The input:
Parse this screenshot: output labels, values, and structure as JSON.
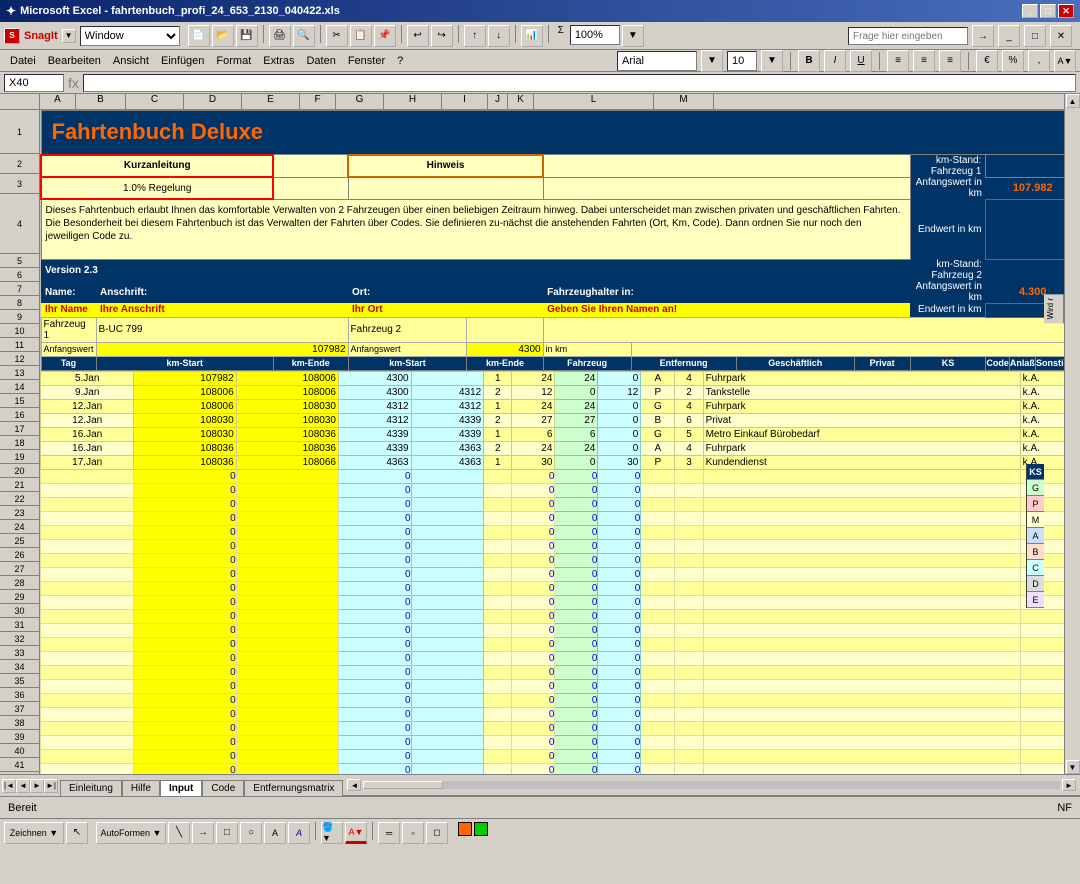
{
  "titlebar": {
    "text": "Microsoft Excel - fahrtenbuch_profi_24_653_2130_040422.xls",
    "controls": [
      "_",
      "□",
      "✕"
    ]
  },
  "menubar": {
    "items": [
      "Datei",
      "Bearbeiten",
      "Ansicht",
      "Einfügen",
      "Format",
      "Extras",
      "Daten",
      "Fenster",
      "?"
    ]
  },
  "snagbar": {
    "label": "SnagIt",
    "window_label": "Window",
    "help_placeholder": "Frage hier eingeben"
  },
  "formula_bar": {
    "cell_ref": "X40",
    "formula": ""
  },
  "sheet_title": "Fahrtenbuch Deluxe",
  "info_buttons": {
    "kurzanleitung": "Kurzanleitung",
    "regelung": "1.0% Regelung",
    "hinweis": "Hinweis"
  },
  "info_text": "Dieses Fahrtenbuch erlaubt Ihnen das komfortable Verwalten von 2 Fahrzeugen über einen beliebigen Zeitraum hinweg. Dabei unterscheidet man zwischen privaten und geschäftlichen Fahrten. Die Besonderheit bei diesem Fahrtenbuch ist das Verwalten der Fahrten über Codes. Sie definieren zu-nächst die anstehenden Fahrten (Ort, Km, Code). Dann ordnen Sie nur noch den jeweiligen Code zu.",
  "km_fields": {
    "fz1_label": "km-Stand: Fahrzeug 1",
    "anfangswert1_label": "Anfangswert in km",
    "anfangswert1_value": "107.982",
    "endwert1_label": "Endwert in km",
    "fz2_label": "km-Stand: Fahrzeug 2",
    "anfangswert2_label": "Anfangswert in km",
    "anfangswert2_value": "4.300",
    "endwert2_label": "Endwert in km"
  },
  "version": "Version 2.3",
  "header_fields": {
    "name_label": "Name:",
    "anschrift_label": "Anschrift:",
    "ort_label": "Ort:",
    "fahrzeughalter_label": "Fahrzeughalter in:",
    "name_value": "Ihr Name",
    "anschrift_value": "Ihre Anschrift",
    "ort_value": "Ihr Ort",
    "fahrzeughalter_value": "Geben Sie Ihren Namen an!"
  },
  "vehicles": {
    "fz1_name": "Fahrzeug 1",
    "fz1_start": "B-UC 799",
    "fz1_anfang_label": "Anfangswert",
    "fz1_anfang_value": "107982",
    "fz2_name": "Fahrzeug 2",
    "fz2_anfang_label": "Anfangswert",
    "fz2_anfang_value": "4300",
    "km_unit": "in km"
  },
  "table_headers": {
    "tag": "Tag",
    "km_start": "km-Start",
    "km_end": "km-Ende",
    "km_start2": "km-Start",
    "km_end2": "km-Ende",
    "fahrzeug": "Fahrzeug",
    "entfernung": "Entfernung",
    "geschaeftlich": "Geschäftlich",
    "privat": "Privat",
    "ks": "KS",
    "code": "Code",
    "anlass": "Anlaß",
    "sonstiges": "Sonstiges"
  },
  "data_rows": [
    {
      "tag": "5.Jan",
      "km_start": "107982",
      "km_end": "108006",
      "km_start2": "4300",
      "km_end2": "",
      "fahrzeug": "1",
      "entfernung": "24",
      "geschaeftlich": "24",
      "privat": "0",
      "ks": "A",
      "code": "4",
      "anlass": "Fuhrpark",
      "sonstiges": "k.A."
    },
    {
      "tag": "9.Jan",
      "km_start": "108006",
      "km_end": "108006",
      "km_start2": "4300",
      "km_end2": "4312",
      "fahrzeug": "2",
      "entfernung": "12",
      "geschaeftlich": "0",
      "privat": "12",
      "ks": "P",
      "code": "2",
      "anlass": "Tankstelle",
      "sonstiges": "k.A."
    },
    {
      "tag": "12.Jan",
      "km_start": "108006",
      "km_end": "108030",
      "km_start2": "4312",
      "km_end2": "4312",
      "fahrzeug": "1",
      "entfernung": "24",
      "geschaeftlich": "24",
      "privat": "0",
      "ks": "G",
      "code": "4",
      "anlass": "Fuhrpark",
      "sonstiges": "k.A."
    },
    {
      "tag": "12.Jan",
      "km_start": "108030",
      "km_end": "108030",
      "km_start2": "4312",
      "km_end2": "4339",
      "fahrzeug": "2",
      "entfernung": "27",
      "geschaeftlich": "27",
      "privat": "0",
      "ks": "B",
      "code": "6",
      "anlass": "Privat",
      "sonstiges": "k.A."
    },
    {
      "tag": "16.Jan",
      "km_start": "108030",
      "km_end": "108036",
      "km_start2": "4339",
      "km_end2": "4339",
      "fahrzeug": "1",
      "entfernung": "6",
      "geschaeftlich": "6",
      "privat": "0",
      "ks": "G",
      "code": "5",
      "anlass": "Metro Einkauf Bürobedarf",
      "sonstiges": "k.A."
    },
    {
      "tag": "16.Jan",
      "km_start": "108036",
      "km_end": "108036",
      "km_start2": "4339",
      "km_end2": "4363",
      "fahrzeug": "2",
      "entfernung": "24",
      "geschaeftlich": "24",
      "privat": "0",
      "ks": "A",
      "code": "4",
      "anlass": "Fuhrpark",
      "sonstiges": "k.A."
    },
    {
      "tag": "17.Jan",
      "km_start": "108036",
      "km_end": "108066",
      "km_start2": "4363",
      "km_end2": "4363",
      "fahrzeug": "1",
      "entfernung": "30",
      "geschaeftlich": "0",
      "privat": "30",
      "ks": "P",
      "code": "3",
      "anlass": "Kundendienst",
      "sonstiges": "k.A."
    }
  ],
  "empty_rows_count": 28,
  "ks_side_labels": [
    "KS",
    "G",
    "P",
    "M",
    "A",
    "B",
    "C",
    "D",
    "E"
  ],
  "wird_label": "Wird r",
  "sheet_tabs": [
    "Einleitung",
    "Hilfe",
    "Input",
    "Code",
    "Entfernungsmatrix"
  ],
  "active_tab": "Input",
  "status": "Bereit",
  "status_right": "NF",
  "zoom": "100%"
}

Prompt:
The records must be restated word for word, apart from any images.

Result of this task:
Parse this screenshot: output labels, values, and structure as JSON.
{
  "titlebar": {
    "text": "Microsoft Excel - fahrtenbuch_profi_24_653_2130_040422.xls",
    "controls": [
      "_",
      "□",
      "✕"
    ]
  },
  "menubar": {
    "items": [
      "Datei",
      "Bearbeiten",
      "Ansicht",
      "Einfügen",
      "Format",
      "Extras",
      "Daten",
      "Fenster",
      "?"
    ]
  },
  "snagbar": {
    "label": "SnagIt",
    "window_label": "Window",
    "help_placeholder": "Frage hier eingeben"
  },
  "formula_bar": {
    "cell_ref": "X40",
    "formula": ""
  },
  "sheet_title": "Fahrtenbuch Deluxe",
  "info_buttons": {
    "kurzanleitung": "Kurzanleitung",
    "regelung": "1.0% Regelung",
    "hinweis": "Hinweis"
  },
  "info_text": "Dieses Fahrtenbuch erlaubt Ihnen das komfortable Verwalten von 2 Fahrzeugen über einen beliebigen Zeitraum hinweg. Dabei unterscheidet man zwischen privaten und geschäftlichen Fahrten. Die Besonderheit bei diesem Fahrtenbuch ist das Verwalten der Fahrten über Codes. Sie definieren zu-nächst die anstehenden Fahrten (Ort, Km, Code). Dann ordnen Sie nur noch den jeweiligen Code zu.",
  "km_fields": {
    "fz1_label": "km-Stand: Fahrzeug 1",
    "anfangswert1_label": "Anfangswert in km",
    "anfangswert1_value": "107.982",
    "endwert1_label": "Endwert in km",
    "fz2_label": "km-Stand: Fahrzeug 2",
    "anfangswert2_label": "Anfangswert in km",
    "anfangswert2_value": "4.300",
    "endwert2_label": "Endwert in km"
  },
  "version": "Version 2.3",
  "header_fields": {
    "name_label": "Name:",
    "anschrift_label": "Anschrift:",
    "ort_label": "Ort:",
    "fahrzeughalter_label": "Fahrzeughalter in:",
    "name_value": "Ihr Name",
    "anschrift_value": "Ihre Anschrift",
    "ort_value": "Ihr Ort",
    "fahrzeughalter_value": "Geben Sie Ihren Namen an!"
  },
  "vehicles": {
    "fz1_name": "Fahrzeug 1",
    "fz1_start": "B-UC 799",
    "fz1_anfang_label": "Anfangswert",
    "fz1_anfang_value": "107982",
    "fz2_name": "Fahrzeug 2",
    "fz2_anfang_label": "Anfangswert",
    "fz2_anfang_value": "4300",
    "km_unit": "in km"
  },
  "table_headers": {
    "tag": "Tag",
    "km_start": "km-Start",
    "km_end": "km-Ende",
    "km_start2": "km-Start",
    "km_end2": "km-Ende",
    "fahrzeug": "Fahrzeug",
    "entfernung": "Entfernung",
    "geschaeftlich": "Geschäftlich",
    "privat": "Privat",
    "ks": "KS",
    "code": "Code",
    "anlass": "Anlaß",
    "sonstiges": "Sonstiges"
  },
  "data_rows": [
    {
      "tag": "5.Jan",
      "km_start": "107982",
      "km_end": "108006",
      "km_start2": "4300",
      "km_end2": "",
      "fahrzeug": "1",
      "entfernung": "24",
      "geschaeftlich": "24",
      "privat": "0",
      "ks": "A",
      "code": "4",
      "anlass": "Fuhrpark",
      "sonstiges": "k.A."
    },
    {
      "tag": "9.Jan",
      "km_start": "108006",
      "km_end": "108006",
      "km_start2": "4300",
      "km_end2": "4312",
      "fahrzeug": "2",
      "entfernung": "12",
      "geschaeftlich": "0",
      "privat": "12",
      "ks": "P",
      "code": "2",
      "anlass": "Tankstelle",
      "sonstiges": "k.A."
    },
    {
      "tag": "12.Jan",
      "km_start": "108006",
      "km_end": "108030",
      "km_start2": "4312",
      "km_end2": "4312",
      "fahrzeug": "1",
      "entfernung": "24",
      "geschaeftlich": "24",
      "privat": "0",
      "ks": "G",
      "code": "4",
      "anlass": "Fuhrpark",
      "sonstiges": "k.A."
    },
    {
      "tag": "12.Jan",
      "km_start": "108030",
      "km_end": "108030",
      "km_start2": "4312",
      "km_end2": "4339",
      "fahrzeug": "2",
      "entfernung": "27",
      "geschaeftlich": "27",
      "privat": "0",
      "ks": "B",
      "code": "6",
      "anlass": "Privat",
      "sonstiges": "k.A."
    },
    {
      "tag": "16.Jan",
      "km_start": "108030",
      "km_end": "108036",
      "km_start2": "4339",
      "km_end2": "4339",
      "fahrzeug": "1",
      "entfernung": "6",
      "geschaeftlich": "6",
      "privat": "0",
      "ks": "G",
      "code": "5",
      "anlass": "Metro Einkauf Bürobedarf",
      "sonstiges": "k.A."
    },
    {
      "tag": "16.Jan",
      "km_start": "108036",
      "km_end": "108036",
      "km_start2": "4339",
      "km_end2": "4363",
      "fahrzeug": "2",
      "entfernung": "24",
      "geschaeftlich": "24",
      "privat": "0",
      "ks": "A",
      "code": "4",
      "anlass": "Fuhrpark",
      "sonstiges": "k.A."
    },
    {
      "tag": "17.Jan",
      "km_start": "108036",
      "km_end": "108066",
      "km_start2": "4363",
      "km_end2": "4363",
      "fahrzeug": "1",
      "entfernung": "30",
      "geschaeftlich": "0",
      "privat": "30",
      "ks": "P",
      "code": "3",
      "anlass": "Kundendienst",
      "sonstiges": "k.A."
    }
  ],
  "empty_rows_count": 28,
  "ks_side_labels": [
    "KS",
    "G",
    "P",
    "M",
    "A",
    "B",
    "C",
    "D",
    "E"
  ],
  "wird_label": "Wird r",
  "sheet_tabs": [
    "Einleitung",
    "Hilfe",
    "Input",
    "Code",
    "Entfernungsmatrix"
  ],
  "active_tab": "Input",
  "status": "Bereit",
  "status_right": "NF",
  "zoom": "100%"
}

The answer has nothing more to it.